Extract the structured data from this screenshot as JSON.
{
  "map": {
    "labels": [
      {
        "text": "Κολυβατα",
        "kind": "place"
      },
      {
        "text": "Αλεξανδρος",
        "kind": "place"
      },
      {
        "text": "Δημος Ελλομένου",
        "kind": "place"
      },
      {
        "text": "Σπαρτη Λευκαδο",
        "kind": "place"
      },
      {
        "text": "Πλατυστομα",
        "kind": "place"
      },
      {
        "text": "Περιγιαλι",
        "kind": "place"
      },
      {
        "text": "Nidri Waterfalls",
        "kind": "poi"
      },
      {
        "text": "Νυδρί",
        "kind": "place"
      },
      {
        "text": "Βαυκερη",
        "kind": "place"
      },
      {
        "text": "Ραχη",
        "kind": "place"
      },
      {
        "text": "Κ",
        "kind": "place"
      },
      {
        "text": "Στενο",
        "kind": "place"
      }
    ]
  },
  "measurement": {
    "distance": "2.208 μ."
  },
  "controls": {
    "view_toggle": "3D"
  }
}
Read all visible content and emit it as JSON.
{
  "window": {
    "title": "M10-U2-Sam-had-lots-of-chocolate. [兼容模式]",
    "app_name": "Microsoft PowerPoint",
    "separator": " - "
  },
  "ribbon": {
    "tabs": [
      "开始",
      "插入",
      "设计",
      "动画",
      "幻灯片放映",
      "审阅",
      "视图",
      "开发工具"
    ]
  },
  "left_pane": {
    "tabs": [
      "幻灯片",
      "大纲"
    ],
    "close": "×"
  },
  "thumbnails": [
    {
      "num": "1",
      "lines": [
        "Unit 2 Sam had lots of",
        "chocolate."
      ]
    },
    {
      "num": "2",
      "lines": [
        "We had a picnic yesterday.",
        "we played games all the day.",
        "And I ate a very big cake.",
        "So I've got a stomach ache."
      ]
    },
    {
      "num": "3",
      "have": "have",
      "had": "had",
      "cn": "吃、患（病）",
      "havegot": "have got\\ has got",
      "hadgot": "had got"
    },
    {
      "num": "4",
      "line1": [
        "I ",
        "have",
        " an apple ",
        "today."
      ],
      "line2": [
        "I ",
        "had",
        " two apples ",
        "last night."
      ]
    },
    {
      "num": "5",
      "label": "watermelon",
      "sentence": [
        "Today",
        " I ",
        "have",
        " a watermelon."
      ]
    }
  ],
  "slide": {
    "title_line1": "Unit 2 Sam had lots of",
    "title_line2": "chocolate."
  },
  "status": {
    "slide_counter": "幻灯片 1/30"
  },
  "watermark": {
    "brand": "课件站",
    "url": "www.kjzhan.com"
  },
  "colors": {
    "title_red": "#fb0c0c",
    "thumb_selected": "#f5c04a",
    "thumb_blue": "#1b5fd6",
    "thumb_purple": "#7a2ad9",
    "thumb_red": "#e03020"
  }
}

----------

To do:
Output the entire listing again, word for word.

Exercise answer:
Extract the structured data from this screenshot as JSON.
{
  "map": {
    "labels": [
      {
        "text": "Κολυβατα",
        "kind": "place"
      },
      {
        "text": "Αλεξανδρος",
        "kind": "place"
      },
      {
        "text": "Δημος Ελλομένου",
        "kind": "place"
      },
      {
        "text": "Σπαρτη Λευκαδο",
        "kind": "place"
      },
      {
        "text": "Πλατυστομα",
        "kind": "place"
      },
      {
        "text": "Περιγιαλι",
        "kind": "place"
      },
      {
        "text": "Nidri Waterfalls",
        "kind": "poi"
      },
      {
        "text": "Νυδρί",
        "kind": "place"
      },
      {
        "text": "Βαυκερη",
        "kind": "place"
      },
      {
        "text": "Ραχη",
        "kind": "place"
      },
      {
        "text": "Κ",
        "kind": "place"
      },
      {
        "text": "Στενο",
        "kind": "place"
      }
    ]
  },
  "measurement": {
    "distance": "2.208 μ."
  },
  "controls": {
    "view_toggle": "3D"
  }
}
Read all visible content and emit it as JSON.
{
  "window": {
    "title": "M10-U2-Sam-had-lots-of-chocolate. [兼容模式]",
    "app_name": "Microsoft PowerPoint",
    "separator": " - "
  },
  "ribbon": {
    "tabs": [
      "开始",
      "插入",
      "设计",
      "动画",
      "幻灯片放映",
      "审阅",
      "视图",
      "开发工具"
    ]
  },
  "left_pane": {
    "tabs": [
      "幻灯片",
      "大纲"
    ],
    "close": "×"
  },
  "thumbnails": [
    {
      "num": "1",
      "lines": [
        "Unit 2 Sam had lots of",
        "chocolate."
      ]
    },
    {
      "num": "2",
      "lines": [
        "We had a picnic yesterday.",
        "we played games all the day.",
        "And I ate a very big cake.",
        "So I've got a stomach ache."
      ]
    },
    {
      "num": "3",
      "have": "have",
      "had": "had",
      "cn": "吃、患（病）",
      "havegot": "have got\\ has got",
      "hadgot": "had got"
    },
    {
      "num": "4",
      "line1": [
        "I ",
        "have",
        " an apple ",
        "today."
      ],
      "line2": [
        "I ",
        "had",
        " two apples ",
        "last night."
      ]
    },
    {
      "num": "5",
      "label": "watermelon",
      "sentence": [
        "Today",
        " I ",
        "have",
        " a watermelon."
      ]
    }
  ],
  "slide": {
    "title_line1": "Unit 2 Sam had lots of",
    "title_line2": "chocolate."
  },
  "status": {
    "slide_counter": "幻灯片 1/30"
  },
  "watermark": {
    "brand": "课件站",
    "url": "www.kjzhan.com"
  },
  "colors": {
    "title_red": "#fb0c0c",
    "thumb_selected": "#f5c04a",
    "thumb_blue": "#1b5fd6",
    "thumb_purple": "#7a2ad9",
    "thumb_red": "#e03020"
  }
}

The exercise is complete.